Paris Through a Water Drop

Paris through a Water Drop. Click for a larger image

A refracted image of Paris as seen through a water droplet. Click the image to enlarge.
Image Credit: Bertrand Kulik

April 25, 2013

Photographer Bertrand Kulik captured the above image of Paris through a tiny water drop dangling from a rose petal. The tiny water drop acts as simple convex lenses, magnifying the distant Eiffel Tower. Acting as a lens, the water drop refracts incoming light to a focal point before the light spreads out again. The level of magnification for this natural magnifying glass depends on the length to this focal point and the least distance for distinct vision for the human eye — about 25 centimeters.

Surface tension maintains the droplet's spherical shape, creating a convex lens.

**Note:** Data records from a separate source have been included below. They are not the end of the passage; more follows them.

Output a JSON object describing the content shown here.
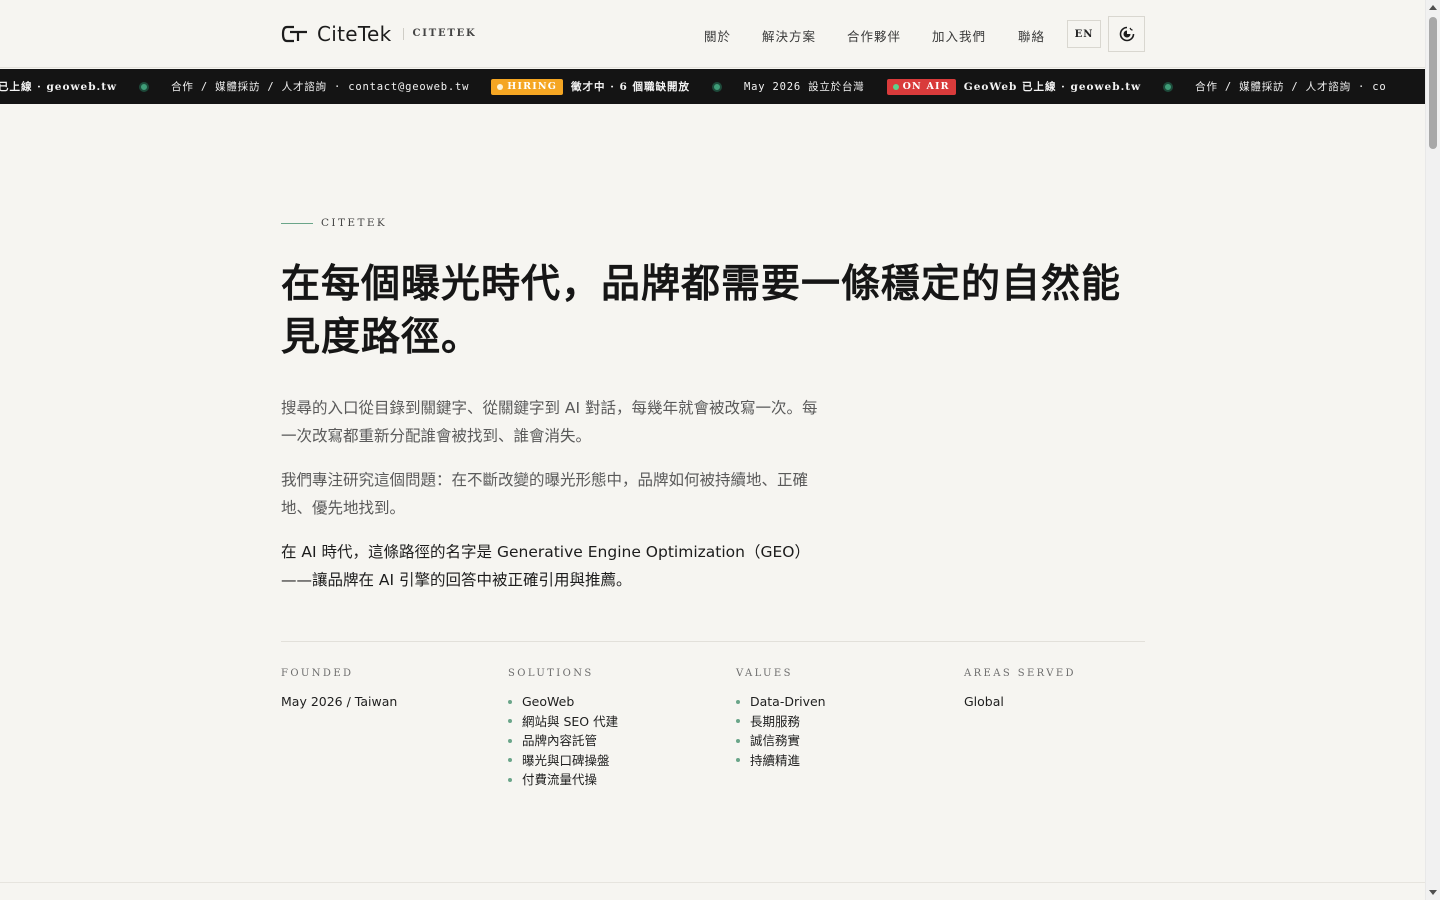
{
  "brand": {
    "name": "CiteTek",
    "sub": "CITETEK"
  },
  "nav": {
    "items": [
      "關於",
      "解決方案",
      "合作夥伴",
      "加入我們",
      "聯絡"
    ],
    "lang_label": "EN",
    "theme_icon": "theme-toggle-icon"
  },
  "ticker": {
    "seg_launch_tail": "已上線 · geoweb.tw",
    "seg_contact": "合作 / 媒體採訪 / 人才諮詢 · contact@geoweb.tw",
    "hiring_badge": "HIRING",
    "seg_hiring": "徵才中 · 6 個職缺開放",
    "seg_founded": "May 2026 設立於台灣",
    "onair_badge": "ON AIR",
    "seg_launch": "GeoWeb 已上線 · geoweb.tw",
    "seg_contact_2": "合作 / 媒體採訪 / 人才諮詢 · co"
  },
  "hero": {
    "eyebrow": "CITETEK",
    "headline": "在每個曝光時代，品牌都需要一條穩定的自然能見度路徑。",
    "p1": "搜尋的入口從目錄到關鍵字、從關鍵字到 AI 對話，每幾年就會被改寫一次。每一次改寫都重新分配誰會被找到、誰會消失。",
    "p2": "我們專注研究這個問題：在不斷改變的曝光形態中，品牌如何被持續地、正確地、優先地找到。",
    "p3": "在 AI 時代，這條路徑的名字是 Generative Engine Optimization（GEO）——讓品牌在 AI 引擎的回答中被正確引用與推薦。"
  },
  "facts": {
    "founded": {
      "label": "FOUNDED",
      "value": "May 2026 / Taiwan"
    },
    "solutions": {
      "label": "SOLUTIONS",
      "items": [
        "GeoWeb",
        "網站與 SEO 代建",
        "品牌內容託管",
        "曝光與口碑操盤",
        "付費流量代操"
      ]
    },
    "values": {
      "label": "VALUES",
      "items": [
        "Data-Driven",
        "長期服務",
        "誠信務實",
        "持續精進"
      ]
    },
    "areas": {
      "label": "AREAS SERVED",
      "value": "Global"
    }
  },
  "colors": {
    "background": "#f6f5f1",
    "ticker_bg": "#141414",
    "accent_green": "#3f9d78",
    "hiring_orange": "#f5a623",
    "onair_red": "#d93b3b"
  }
}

This water lens inverted the image of the Eiffel Tower, however, so the above image was rotated 180 degrees to keep Paris right-side-up.

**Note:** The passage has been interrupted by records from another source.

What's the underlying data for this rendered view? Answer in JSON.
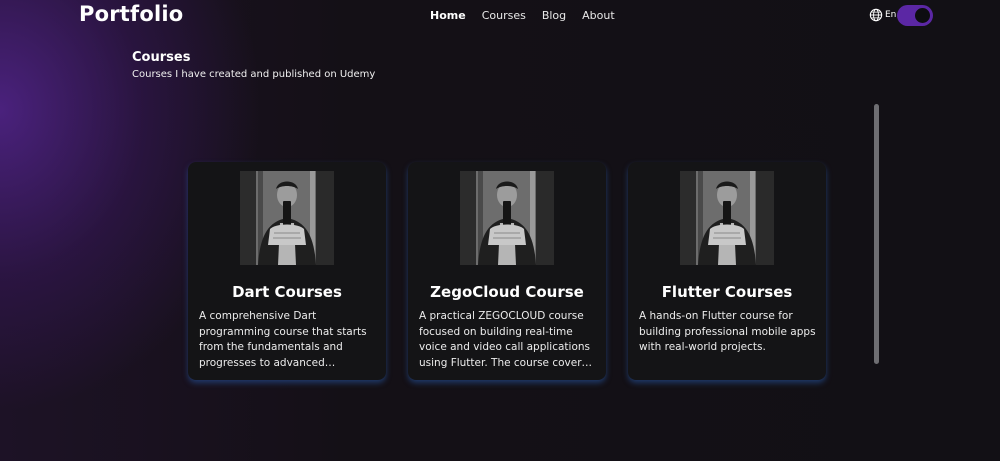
{
  "header": {
    "brand": "Portfolio",
    "nav": [
      "Home",
      "Courses",
      "Blog",
      "About"
    ],
    "active_nav": "Home",
    "language_label": "En",
    "language_icon": "globe-icon",
    "theme_toggle": "on",
    "accent_color": "#5b27a4"
  },
  "section": {
    "title": "Courses",
    "subtitle": "Courses I have created and published on Udemy"
  },
  "courses": [
    {
      "title": "Dart Courses",
      "description": "A comprehensive Dart programming course that starts from the fundamentals and progresses to advanced concepts. This course teaches you to write clean, efficient code."
    },
    {
      "title": "ZegoCloud Course",
      "description": "A practical ZEGOCLOUD course focused on building real-time voice and video call applications using Flutter. The course covers ZEGOCLOUD SDK integration step by step."
    },
    {
      "title": "Flutter Courses",
      "description": "A hands-on Flutter course for building professional mobile apps with real-world projects."
    }
  ]
}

Teachers have used water droplets as simple magnifying devices in the classroom, and you can even use them to magnify pictures taken on your smartphone.